D. These gases have a history of use in other applications. Specifications developed for use in non-pharmaceutical industrial applications may differ from pharmaceutical standards, tests and specifications.
E. Linde USP/NF grade gases are manufactured under cGMP, and meet the applicable specifications of USP/NF, which include a certificate of analysis, validated analytical procedures, lot number assignment, traceability and recall procedures. Industrial grade gases have none of these cGMP attributes, and may be interpreted by FDA as a potential source of adulterants.
F. 21 CFR 211.84 (2) requires that a Pharmaceutical Manufacturer prepare written purity, strength and quality specifications for all components, then test each component for conformance to the written specifications. Alternatively, a certificate of analysis from the component supplier may be used if the Manufacturer validates the supplier’s analytical test results at appropriate intervals. All of these requirements are met for Linde’s USP/NF grade products, which are manufactured under cGMP by Linde. Therefore, the Manufacturer avoids most of the cost of conducting these regulatory compliance actions themselves by utilizing Linde USP/NF grade gases. Overall costs for the Pharmaceutical Manufacturer may actually be lower by utilizing Linde’s USP/NF cGMP grade gases in Pharmaceutical manufacturing.
G. A Pharmaceutical Manufacturer who has a bulk supply system for any of these gases, and who has a pipeline in their plant may have various locations throughout the plant which may access and utilize the pipeline supply in a variety of applications. It is conceivable that the bulk gas supply system, through the pipeline, may come into contact with the Pharmaceutical Manufacturer’s product.

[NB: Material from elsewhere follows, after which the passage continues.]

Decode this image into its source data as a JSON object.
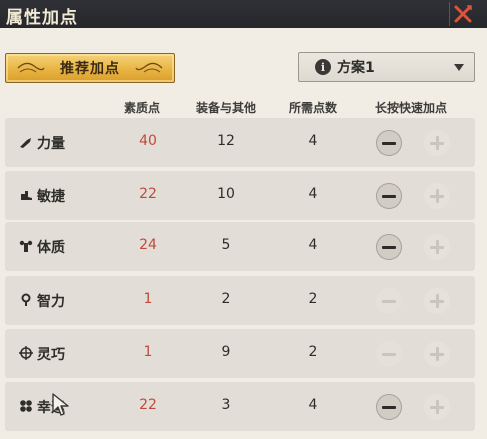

H. Linde interprets the regulations as implying that the only uses for these gases which do not require USP/NF cGMP gases would be those applications where these gases do not come into contact with the Pharmaceutical Manufacturer’s product. An example of this would be the use of the gases for powering a pneumatic pump or motor. Linde interprets the regulations as requiring USP/NF cGMP grade gases whenever the gases come into contact with the Pharmaceutical Manufacturer’s product(s).
I. Linde also has the capability to produce Nitrogen, which meets the testing requirements of the European Pharmacopoeia (EP), thereby assisting the Pharmaceutical Manufacturer to comply with the EP requirements. This may have a beneficial effect on the Pharmaceutical Manufacturer’s ability to market their products in Europe.

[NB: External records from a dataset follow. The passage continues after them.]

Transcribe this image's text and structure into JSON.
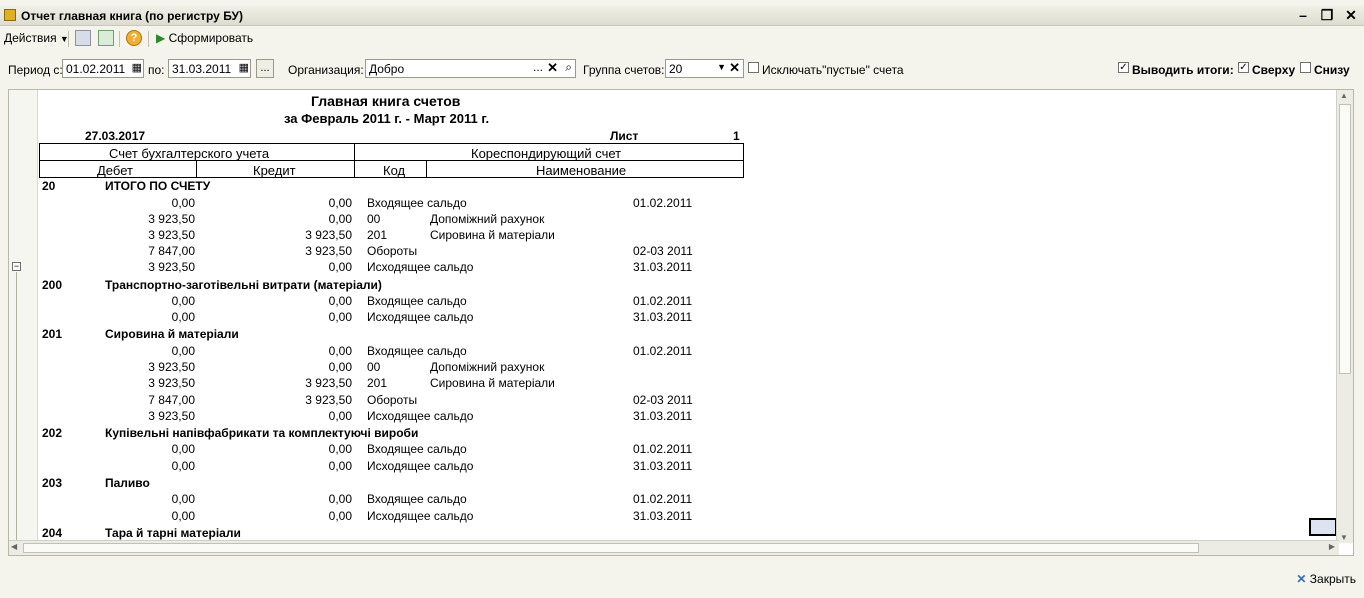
{
  "window": {
    "title": "Отчет главная книга (по регистру БУ)"
  },
  "toolbar": {
    "actions_label": "Действия",
    "generate_label": "Сформировать"
  },
  "params": {
    "period_from_label": "Период с:",
    "period_from": "01.02.2011",
    "period_to_label": "по:",
    "period_to": "31.03.2011",
    "ellipsis": "...",
    "org_label": "Организация:",
    "org_value": "Добро",
    "group_label": "Группа счетов:",
    "group_value": "20",
    "exclude_empty_label": "Исключать\"пустые\" счета",
    "show_totals_label": "Выводить итоги:",
    "top_label": "Сверху",
    "bottom_label": "Снизу",
    "exclude_empty_checked": false,
    "show_totals_checked": true,
    "top_checked": true,
    "bottom_checked": false
  },
  "report": {
    "title": "Главная книга счетов",
    "subtitle": "за Февраль 2011 г. - Март 2011 г.",
    "date": "27.03.2017",
    "sheet_label": "Лист",
    "sheet_no": "1",
    "header": {
      "account": "Счет бухгалтерского учета",
      "corr": "Кореспондирующий счет",
      "debit": "Дебет",
      "credit": "Кредит",
      "code": "Код",
      "name": "Наименование"
    },
    "rows": [
      {
        "type": "group",
        "code": "20",
        "name": "ИТОГО ПО СЧЕТУ"
      },
      {
        "type": "line",
        "debit": "0,00",
        "credit": "0,00",
        "code": "Входящее сальдо",
        "name": "",
        "date": "01.02.2011"
      },
      {
        "type": "line",
        "debit": "3 923,50",
        "credit": "0,00",
        "code": "00",
        "name": "Допоміжний рахунок",
        "date": ""
      },
      {
        "type": "line",
        "debit": "3 923,50",
        "credit": "3 923,50",
        "code": "201",
        "name": "Сировина й матеріали",
        "date": ""
      },
      {
        "type": "line",
        "debit": "7 847,00",
        "credit": "3 923,50",
        "code": "Обороты",
        "name": "",
        "date": "02-03 2011"
      },
      {
        "type": "line",
        "debit": "3 923,50",
        "credit": "0,00",
        "code": "Исходящее сальдо",
        "name": "",
        "date": "31.03.2011"
      },
      {
        "type": "group",
        "code": "200",
        "name": "Транспортно-заготівельні витрати (матеріали)"
      },
      {
        "type": "line",
        "debit": "0,00",
        "credit": "0,00",
        "code": "Входящее сальдо",
        "name": "",
        "date": "01.02.2011"
      },
      {
        "type": "line",
        "debit": "0,00",
        "credit": "0,00",
        "code": "Исходящее сальдо",
        "name": "",
        "date": "31.03.2011"
      },
      {
        "type": "group",
        "code": "201",
        "name": "Сировина й матеріали"
      },
      {
        "type": "line",
        "debit": "0,00",
        "credit": "0,00",
        "code": "Входящее сальдо",
        "name": "",
        "date": "01.02.2011"
      },
      {
        "type": "line",
        "debit": "3 923,50",
        "credit": "0,00",
        "code": "00",
        "name": "Допоміжний рахунок",
        "date": ""
      },
      {
        "type": "line",
        "debit": "3 923,50",
        "credit": "3 923,50",
        "code": "201",
        "name": "Сировина й матеріали",
        "date": ""
      },
      {
        "type": "line",
        "debit": "7 847,00",
        "credit": "3 923,50",
        "code": "Обороты",
        "name": "",
        "date": "02-03 2011"
      },
      {
        "type": "line",
        "debit": "3 923,50",
        "credit": "0,00",
        "code": "Исходящее сальдо",
        "name": "",
        "date": "31.03.2011"
      },
      {
        "type": "group",
        "code": "202",
        "name": "Купівельні напівфабрикати та комплектуючі вироби"
      },
      {
        "type": "line",
        "debit": "0,00",
        "credit": "0,00",
        "code": "Входящее сальдо",
        "name": "",
        "date": "01.02.2011"
      },
      {
        "type": "line",
        "debit": "0,00",
        "credit": "0,00",
        "code": "Исходящее сальдо",
        "name": "",
        "date": "31.03.2011"
      },
      {
        "type": "group",
        "code": "203",
        "name": "Паливо"
      },
      {
        "type": "line",
        "debit": "0,00",
        "credit": "0,00",
        "code": "Входящее сальдо",
        "name": "",
        "date": "01.02.2011"
      },
      {
        "type": "line",
        "debit": "0,00",
        "credit": "0,00",
        "code": "Исходящее сальдо",
        "name": "",
        "date": "31.03.2011"
      },
      {
        "type": "group",
        "code": "204",
        "name": "Тара й тарні матеріали"
      }
    ]
  },
  "footer": {
    "close_label": "Закрыть"
  }
}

J. FDA currently espouses the philosophy that USP/NF cGMP conformance CAN NOT be “tested into” a product. It was either manufactured under cGMP or it was not. Therefore a customer cannot “test into” an industrial grade product USP/NF cGMP conformance.
Linde Position Regarding Bulk Supply of Oxygen, Carbon Dioxide, Helium and Nitrogen to Pharmaceutical Manufacturers

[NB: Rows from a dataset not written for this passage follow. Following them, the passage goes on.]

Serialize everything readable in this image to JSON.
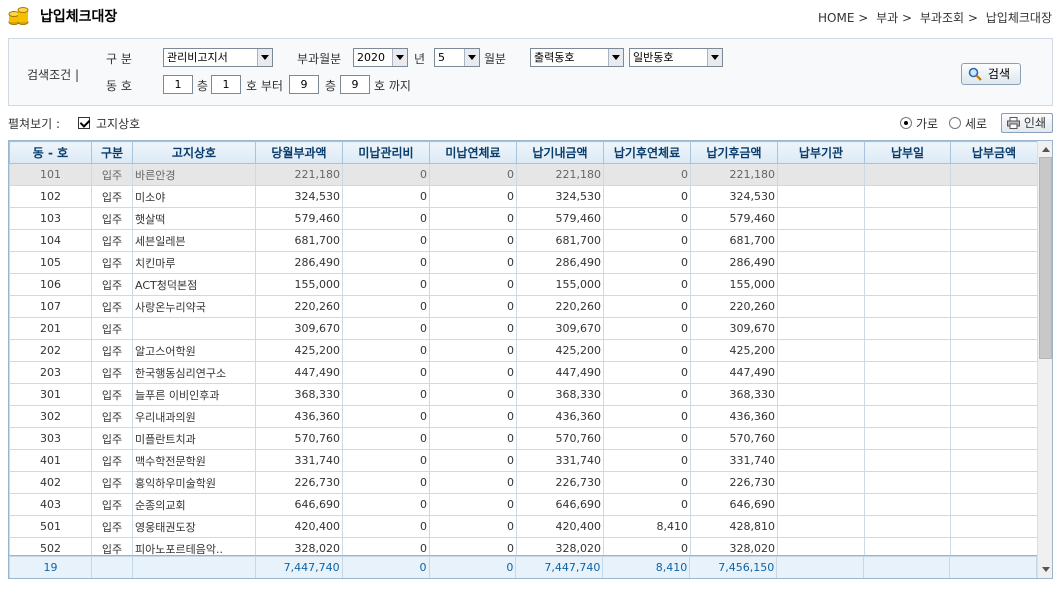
{
  "header": {
    "title": "납입체크대장",
    "breadcrumb": [
      "HOME >",
      "부과 >",
      "부과조회 >",
      "납입체크대장"
    ]
  },
  "search": {
    "label": "검색조건 |",
    "gubun_label": "구  분",
    "gubun_value": "관리비고지서",
    "month_label": "부과월분",
    "year_value": "2020",
    "year_suffix": "년",
    "month_value": "5",
    "month_suffix": "월분",
    "building_select": "출력동호",
    "building_type_select": "일반동호",
    "dongho_label": "동  호",
    "from_dong": "1",
    "from_floor_label": "층",
    "from_ho": "1",
    "from_suffix": "호 부터",
    "to_dong": "9",
    "to_floor_label": "층",
    "to_ho": "9",
    "to_suffix": "호 까지",
    "search_button": "검색"
  },
  "view": {
    "label": "펼쳐보기 :",
    "checkbox_label": "고지상호",
    "radio_horizontal": "가로",
    "radio_vertical": "세로",
    "print_button": "인쇄"
  },
  "table": {
    "columns": [
      "동 - 호",
      "구분",
      "고지상호",
      "당월부과액",
      "미납관리비",
      "미납연체료",
      "납기내금액",
      "납기후연체료",
      "납기후금액",
      "납부기관",
      "납부일",
      "납부금액"
    ],
    "rows": [
      [
        "101",
        "입주",
        "바른안경",
        "221,180",
        "0",
        "0",
        "221,180",
        "0",
        "221,180",
        "",
        "",
        ""
      ],
      [
        "102",
        "입주",
        "미소야",
        "324,530",
        "0",
        "0",
        "324,530",
        "0",
        "324,530",
        "",
        "",
        ""
      ],
      [
        "103",
        "입주",
        "햇살떡",
        "579,460",
        "0",
        "0",
        "579,460",
        "0",
        "579,460",
        "",
        "",
        ""
      ],
      [
        "104",
        "입주",
        "세븐일레븐",
        "681,700",
        "0",
        "0",
        "681,700",
        "0",
        "681,700",
        "",
        "",
        ""
      ],
      [
        "105",
        "입주",
        "치킨마루",
        "286,490",
        "0",
        "0",
        "286,490",
        "0",
        "286,490",
        "",
        "",
        ""
      ],
      [
        "106",
        "입주",
        "ACT청덕본점",
        "155,000",
        "0",
        "0",
        "155,000",
        "0",
        "155,000",
        "",
        "",
        ""
      ],
      [
        "107",
        "입주",
        "사랑온누리약국",
        "220,260",
        "0",
        "0",
        "220,260",
        "0",
        "220,260",
        "",
        "",
        ""
      ],
      [
        "201",
        "입주",
        "",
        "309,670",
        "0",
        "0",
        "309,670",
        "0",
        "309,670",
        "",
        "",
        ""
      ],
      [
        "202",
        "입주",
        "알고스어학원",
        "425,200",
        "0",
        "0",
        "425,200",
        "0",
        "425,200",
        "",
        "",
        ""
      ],
      [
        "203",
        "입주",
        "한국행동심리연구소",
        "447,490",
        "0",
        "0",
        "447,490",
        "0",
        "447,490",
        "",
        "",
        ""
      ],
      [
        "301",
        "입주",
        "늘푸른 이비인후과",
        "368,330",
        "0",
        "0",
        "368,330",
        "0",
        "368,330",
        "",
        "",
        ""
      ],
      [
        "302",
        "입주",
        "우리내과의원",
        "436,360",
        "0",
        "0",
        "436,360",
        "0",
        "436,360",
        "",
        "",
        ""
      ],
      [
        "303",
        "입주",
        "미플란트치과",
        "570,760",
        "0",
        "0",
        "570,760",
        "0",
        "570,760",
        "",
        "",
        ""
      ],
      [
        "401",
        "입주",
        "맥수학전문학원",
        "331,740",
        "0",
        "0",
        "331,740",
        "0",
        "331,740",
        "",
        "",
        ""
      ],
      [
        "402",
        "입주",
        "홍익하우미술학원",
        "226,730",
        "0",
        "0",
        "226,730",
        "0",
        "226,730",
        "",
        "",
        ""
      ],
      [
        "403",
        "입주",
        "순종의교회",
        "646,690",
        "0",
        "0",
        "646,690",
        "0",
        "646,690",
        "",
        "",
        ""
      ],
      [
        "501",
        "입주",
        "영웅태권도장",
        "420,400",
        "0",
        "0",
        "420,400",
        "8,410",
        "428,810",
        "",
        "",
        ""
      ],
      [
        "502",
        "입주",
        "피아노포르테음악..",
        "328,020",
        "0",
        "0",
        "328,020",
        "0",
        "328,020",
        "",
        "",
        ""
      ]
    ],
    "footer": [
      "19",
      "",
      "",
      "7,447,740",
      "0",
      "0",
      "7,447,740",
      "8,410",
      "7,456,150",
      "",
      "",
      ""
    ]
  }
}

Linde will recommend the supply of USP/NF cGMP grade gases to the maximum extent possible, whenever the gases have the potential of coming into contact with the Pharmaceutical Manufacturer’s product, i.e., as a reagent or excipient.
Linde takes the position that whenever a Pharmaceutical Manufacturer is faced with a choice between a USP/NF cGMP grade gas and a non- USP/NF cGMP grade gas, in order to maximize regulatory compliance, and minimize the potential for the introduction of adulterating materials into the Pharmaceutical product and to maintain an unbroken chain of cGMP documentation for the gases, that the USP/NF cGMP grade gas should be used.
Linde believes this course of action will also minimize overall costs for the Pharmaceutical Manufacturer. Linde, at its sole option, may and probably will, opt to not bid or not supply non USP/NF cGMP grade gases to Pharmaceutical Manufacturers for reagent, component or excipient applications.